“On one of your first days of climbing,” the good sherpa says, “we’ll spend hours ascending a dangerous icefall. It is one of the deadliest spots on the planet. Don’t worry, though. We’ve done this a thousand times before and everyone we lead gets across safely. Just be ready to give it all of your focus and concentration and you’ll be just fine.”
In that case, you feel safer and more confident, even if you’re still a bit nervous.
You know you’re in the hands of a professional, and you know you’ll have to give this upcoming section of the journey everything you’ve got.
I realized in that moment with the last-minute cover design that this is exactly how we need to lead and set expectations for our Authors: like a good sherpa helping people climb Mt. Everest.
It’s our responsibility to tell them exactly what’s coming next—e.g., “Once you lock your cover, we CANNOT make revisions without putting your project at risk”—and to set those expectations early and often.
Setting expectations for what obstacles and successes lie ahead for our Authors (and the work they’ll have to do to reach their ultimate goal) not only gets them a better book, but it makes their journey much more enjoyable.
They’ll reach the deadly icefall and say, “This is it? I was expecting something dangerous.”
How Did We Improve Our Expectation Setting?
Every week, our Author-facing Tribe members meet to discuss challenges they’re facing with Authors.
One trend has been strikingly clear in every meeting so far: almost EVERY challenge with an Author has been a result of us not setting Clear Expectations:
If an Author wanted a title that would make them look bad, their Scribe didn’t lead them firmly enough in another direction.
If an Author felt nickel-and-dimed for paying an extra research fee, it was because the Publishing Manager never set the expectation that was how it works.
If an Author wanted to change their cover at the last minute, it was because nobody told them they couldn’t.
And now, after going through challenging situations together every week, all of our Author-facing Tribe members set clear expectations, too.
Even the Tribe member whose Author asked for a new cover two weeks before publication.
“Tell you what,” I said. “I’m not coming onto this project.”
She looked at me like I’d just kicked the family dog.
“If our Author wants a new cover, let her know that we can absolutely do that for her. But I’ve seen that cover—it’s one of the best ones we’ve done in a long time. Tell her I said that. If she still wants a new cover, just set two Clear Expectations: it will cost her more money, and it will delay her release date.”
She nodded, and I could tell she understood.
She got back on the phone with the Author, and after reinforcing that her cover was already fantastic, and setting those Clear Expectations, the Author gave up the idea of changing her cover.

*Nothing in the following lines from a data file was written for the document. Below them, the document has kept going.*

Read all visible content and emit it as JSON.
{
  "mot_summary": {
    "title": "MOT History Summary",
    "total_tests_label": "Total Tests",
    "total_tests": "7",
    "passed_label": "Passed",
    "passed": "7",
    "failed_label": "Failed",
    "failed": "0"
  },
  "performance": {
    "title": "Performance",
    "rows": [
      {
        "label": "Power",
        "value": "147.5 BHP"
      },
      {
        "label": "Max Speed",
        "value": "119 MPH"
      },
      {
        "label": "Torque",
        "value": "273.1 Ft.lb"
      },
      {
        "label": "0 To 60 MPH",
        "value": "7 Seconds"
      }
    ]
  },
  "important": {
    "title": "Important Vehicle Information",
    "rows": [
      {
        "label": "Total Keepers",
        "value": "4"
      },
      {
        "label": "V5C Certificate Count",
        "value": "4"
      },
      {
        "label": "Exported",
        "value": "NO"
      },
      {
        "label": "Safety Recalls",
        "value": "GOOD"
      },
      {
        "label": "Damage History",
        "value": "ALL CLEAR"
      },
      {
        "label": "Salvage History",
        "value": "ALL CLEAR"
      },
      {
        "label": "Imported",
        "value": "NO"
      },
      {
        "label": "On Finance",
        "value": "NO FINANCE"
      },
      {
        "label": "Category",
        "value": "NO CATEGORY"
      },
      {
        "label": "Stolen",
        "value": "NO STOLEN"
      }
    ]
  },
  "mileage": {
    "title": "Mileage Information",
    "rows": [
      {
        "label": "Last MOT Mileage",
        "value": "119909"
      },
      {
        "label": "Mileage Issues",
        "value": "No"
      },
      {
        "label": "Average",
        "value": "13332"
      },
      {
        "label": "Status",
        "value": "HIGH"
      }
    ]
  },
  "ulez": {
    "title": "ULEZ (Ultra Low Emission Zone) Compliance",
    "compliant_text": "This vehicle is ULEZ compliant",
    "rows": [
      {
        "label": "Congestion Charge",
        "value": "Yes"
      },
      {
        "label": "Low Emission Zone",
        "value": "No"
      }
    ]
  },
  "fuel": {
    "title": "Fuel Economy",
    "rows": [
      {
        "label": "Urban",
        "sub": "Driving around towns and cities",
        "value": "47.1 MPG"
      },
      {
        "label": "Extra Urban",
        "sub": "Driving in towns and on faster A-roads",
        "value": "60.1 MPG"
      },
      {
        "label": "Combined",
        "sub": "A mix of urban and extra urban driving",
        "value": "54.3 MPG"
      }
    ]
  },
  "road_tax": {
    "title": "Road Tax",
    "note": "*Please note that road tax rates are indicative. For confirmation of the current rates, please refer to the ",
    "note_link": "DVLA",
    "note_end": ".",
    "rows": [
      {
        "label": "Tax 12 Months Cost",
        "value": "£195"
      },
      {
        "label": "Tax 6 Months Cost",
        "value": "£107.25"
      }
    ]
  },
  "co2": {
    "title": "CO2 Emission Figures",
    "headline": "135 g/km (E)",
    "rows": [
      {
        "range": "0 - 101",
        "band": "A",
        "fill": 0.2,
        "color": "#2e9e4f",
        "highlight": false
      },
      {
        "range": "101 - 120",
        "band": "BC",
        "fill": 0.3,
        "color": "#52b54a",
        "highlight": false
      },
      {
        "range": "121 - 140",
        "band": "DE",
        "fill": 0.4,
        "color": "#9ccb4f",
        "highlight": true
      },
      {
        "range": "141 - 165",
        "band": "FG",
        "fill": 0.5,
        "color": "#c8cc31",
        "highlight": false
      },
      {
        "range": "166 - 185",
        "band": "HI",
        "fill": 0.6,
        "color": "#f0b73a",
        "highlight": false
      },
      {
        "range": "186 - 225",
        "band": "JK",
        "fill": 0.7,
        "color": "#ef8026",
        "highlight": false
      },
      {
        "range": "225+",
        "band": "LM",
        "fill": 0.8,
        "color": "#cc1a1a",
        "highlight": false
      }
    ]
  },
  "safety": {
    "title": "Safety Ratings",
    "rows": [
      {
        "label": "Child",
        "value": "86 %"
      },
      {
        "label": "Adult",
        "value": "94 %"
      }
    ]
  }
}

She finished her journey happy and on time, with a great book.
That’s how we lead leaders: by setting Clear Expectations and guiding them through obstacles.
Do the same thing, and you’ll lead your clients happily and safely to their summit.